Written by Gene L. Coon, Frederic Brown, and Gene Roddenberry
Directed by Joseph Pevney
Sometimes, when I watch previews of Star Trek episodes, I get a feeling based on these snippets of whether they will be good or groaners. A lot of it will usually have to do with the alien of the week. In the case of Arena, I definitely groaned when I saw the man running around in a giant lizard suit. Happily, the episode was much better than that.
At an isolated colony on Cestus III, Captain Kirk (portrayed by William Shatner) beams down at the behest of the colony’s head to meet with him. “The Commodore” as he’s known (we never actually see him, only hear him), insists Kirk brings his tacticians with him. When the team arrives at the Colony, they find it has been completely destroyed.
A survivor is in the wreckage, gravely injured. Soon the landing party finds themselves under attack and unable beam back up to the ship, which is also under attack. Unable to fight off what is attacking them, Sulu (portrayed by George Takei) is at the helm and takes the Enterprise out of orbit. Kirk manages to lob a grenade that seems to wipe out their attackers. When the other ship breaks off attack as well, Sulu returns and brings them back on board, including the injured man. The survivor tells them the attack was for no apparent reason.
Fearing invasion, Kirk has the Enterprise set off in pursuit of the alien vessel. When the two vessels wander into another solar system, the species that resides there, the Metrons, decides to have the two ships settle their dispute, believing their species are inherently violent. Captain Kirk and the leader of the Gorn ship are brought to the surface of a planet to fight to the death using only what is available to them on the planet. The Metrons will pronounce sentence at the end of their fight. The loser will have their ship destroyed while the winner will be allowed to leave peaceably.
There are many things good about Arena, and only a few problems. The biggest issue is just how fake the man in the lizard suit looks. The Gorn as they are depicted here do not make a convincing villain or alien race. In addition to just not looking all that convincing, it doesn’t seem to be able to move in a manner that would really pose a threat to humans. It does appear to be stronger than a human, but the flow of movement should allow Captain Kirk to waylay the alien quite easily.
That said, the story is pretty good where a species that sees itself on a higher plane essentially decides to put two sub-species on trial to determine who deserves to survive. In the original script, the ending was that the Metrons decided to exterminate the winner rather than the loser, believing that this species represented the greatest threat to them. In a way, I like this a lot better as a motivation for the events as well as showing how actions can sometimes be an act of saving yourself, even though it doesn’t seem so at the time.

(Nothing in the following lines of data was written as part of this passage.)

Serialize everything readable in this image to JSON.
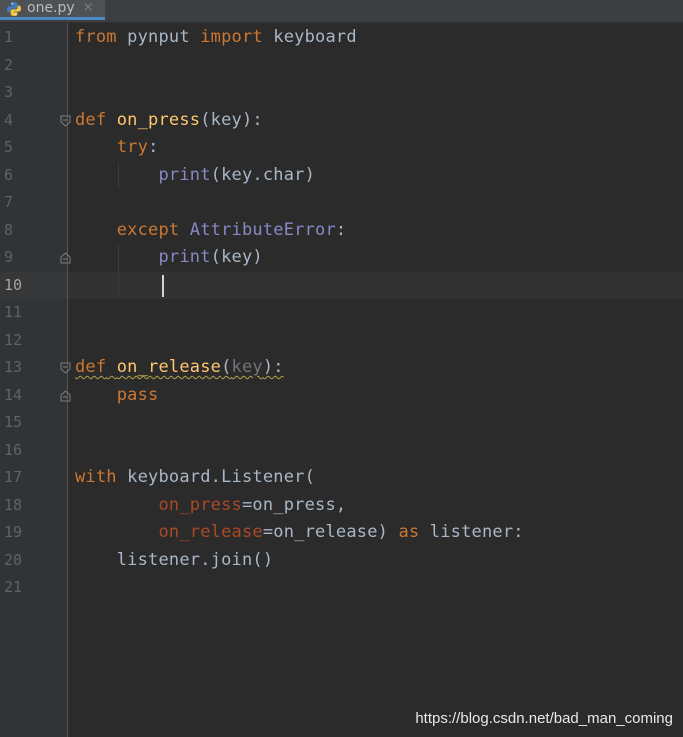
{
  "tab": {
    "filename": "one.py",
    "close_glyph": "×",
    "icon": "python-file-icon"
  },
  "editor": {
    "current_line": 10,
    "lines": [
      {
        "n": "1"
      },
      {
        "n": "2"
      },
      {
        "n": "3"
      },
      {
        "n": "4"
      },
      {
        "n": "5"
      },
      {
        "n": "6"
      },
      {
        "n": "7"
      },
      {
        "n": "8"
      },
      {
        "n": "9"
      },
      {
        "n": "10"
      },
      {
        "n": "11"
      },
      {
        "n": "12"
      },
      {
        "n": "13"
      },
      {
        "n": "14"
      },
      {
        "n": "15"
      },
      {
        "n": "16"
      },
      {
        "n": "17"
      },
      {
        "n": "18"
      },
      {
        "n": "19"
      },
      {
        "n": "20"
      },
      {
        "n": "21"
      }
    ],
    "tokens": {
      "from": "from",
      "pynput": " pynput ",
      "import": "import",
      "keyboard": " keyboard",
      "def": "def",
      "on_press": "on_press",
      "key": "key",
      "try": "try",
      "print": "print",
      "key_char": "(key.char)",
      "except": "except",
      "attribute_error": "AttributeError",
      "print_key": "(key)",
      "on_release": "on_release",
      "pass": "pass",
      "with": "with",
      "listener_call": " keyboard.Listener(",
      "on_press_kw": "on_press",
      "on_press_val": "=on_press,",
      "on_release_kw": "on_release",
      "on_release_val": "=on_release) ",
      "as": "as",
      "listener": " listener:",
      "join": "listener.join()"
    }
  },
  "watermark": "https://blog.csdn.net/bad_man_coming",
  "colors": {
    "background": "#2b2b2b",
    "keyword": "#cc7832",
    "function_name": "#ffc66d",
    "builtin": "#8888c6",
    "parameter_keyword": "#aa4926",
    "text": "#a9b7c6"
  }
}
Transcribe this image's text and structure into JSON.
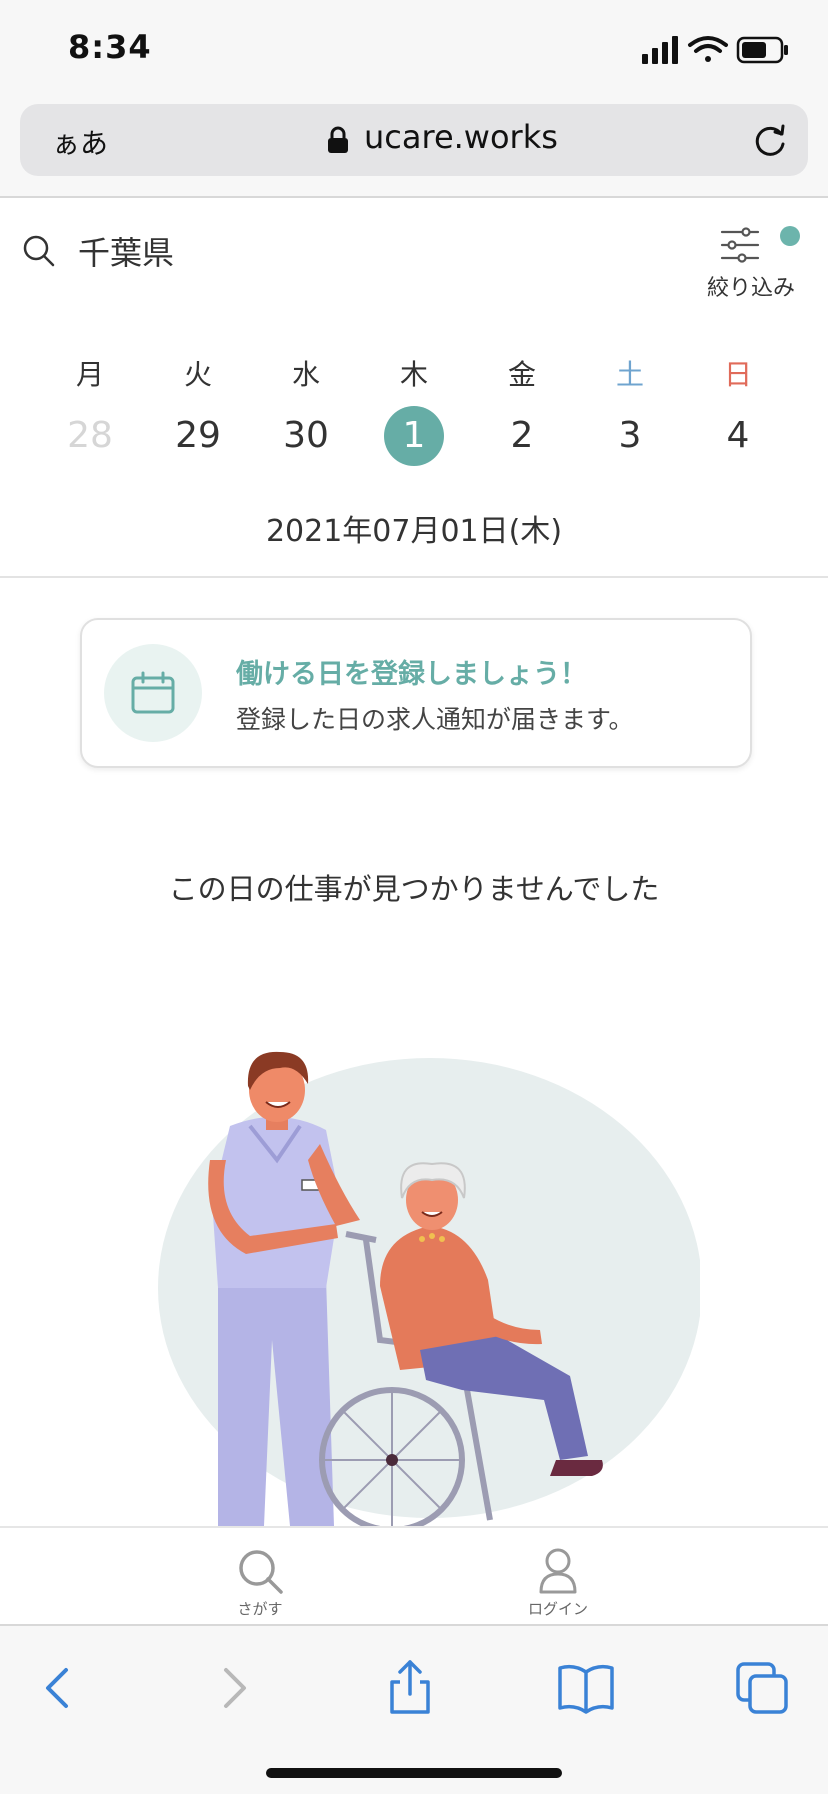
{
  "status_bar": {
    "time": "8:34"
  },
  "browser": {
    "text_size_label": "ぁあ",
    "domain": "ucare.works"
  },
  "search": {
    "query": "千葉県",
    "filter_label": "絞り込み"
  },
  "calendar": {
    "days": [
      {
        "dow": "月",
        "date": "28",
        "state": "past"
      },
      {
        "dow": "火",
        "date": "29",
        "state": "normal"
      },
      {
        "dow": "水",
        "date": "30",
        "state": "normal"
      },
      {
        "dow": "木",
        "date": "1",
        "state": "selected"
      },
      {
        "dow": "金",
        "date": "2",
        "state": "normal"
      },
      {
        "dow": "土",
        "date": "3",
        "state": "saturday"
      },
      {
        "dow": "日",
        "date": "4",
        "state": "sunday"
      }
    ],
    "selected_full": "2021年07月01日(木)"
  },
  "register_card": {
    "title": "働ける日を登録しましょう！",
    "description": "登録した日の求人通知が届きます。"
  },
  "empty_message": "この日の仕事が見つかりませんでした",
  "tab_bar": {
    "items": [
      {
        "label": "さがす",
        "icon": "search-icon"
      },
      {
        "label": "ログイン",
        "icon": "user-icon"
      }
    ]
  },
  "colors": {
    "accent": "#66ada6",
    "saturday": "#6fa4cf",
    "sunday": "#e06b5a",
    "ios_blue": "#3a82d6"
  }
}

A line of dialogue that seems like a throwaway line by Shatner really provides great insight. At one point the talks of being repulsed by the Gorn due to its appearance. Isn’t that what has motivated so many conflicts throughout the centuries – prejudice against someone or a people just due to their differences in appearance and/or cultural values? It would seem that it’s something inherent in the human species and carries into the future despite Gene Roddenberry’s utopian ideals.
Shatner does well in the role. These early episodes provide a great example of why he was chosen for the part, and it’s a shame that in later years he would want to be the center of the plot and be so consumed by worry that other actors in the cast were getting better parts than he that it would end up spoiling some good stories. Here he is the center of the plot but it works because he doesn’t play Kirk as necessarily being the greatest thing to ever cross the galaxy.
In Arena, Shatner gives his all in some physically demanding roles. Most of the show is not spent reciting dialogue, but rather climbing all over the rocky planet while battling the Gorn Captain. It’s also worthy to note that both William Shatner and Leonard Nimoy now suffer from tinnitus believed to have been brought on by the explosions during the battle with the Gorn in the colony.
There is some dialogue which doesn’t fit to later in the series. During the defense of the Enterprise “screens” are referred to rather than “shields” as they will become known later in the series. The weapon known as photon torpedoes is first discussed and used here when phasers appear to be ineffective versus the Gorn vessel.
An interesting aside was watching Kirk use his hand-held communicator as a personal recording device for the Captain’s logs. This is something of a forerunner to many personal recording devices we would see in ensuing years.
Arena is a simple story that works largely due to the emotional investment that there is in the characters at this point in the series. It might not have worked earlier in the series, but the timing was great. It does manage to very subtly and effectively raise the issue of humanity’s prejudices against things that are different from us.
The ending resolves it quite nicely with a good promise for the future based on the Metrons opinion of the events that took place. It’s a good, accessible episode that is incredibly simple in its premise while entertaining.
Previous episode in the series (link): Star Trek: The Original Series – The Squire of Gothos
Next episode in the series (link): Star Trek: The Original Series – Tomorrow is Yesterday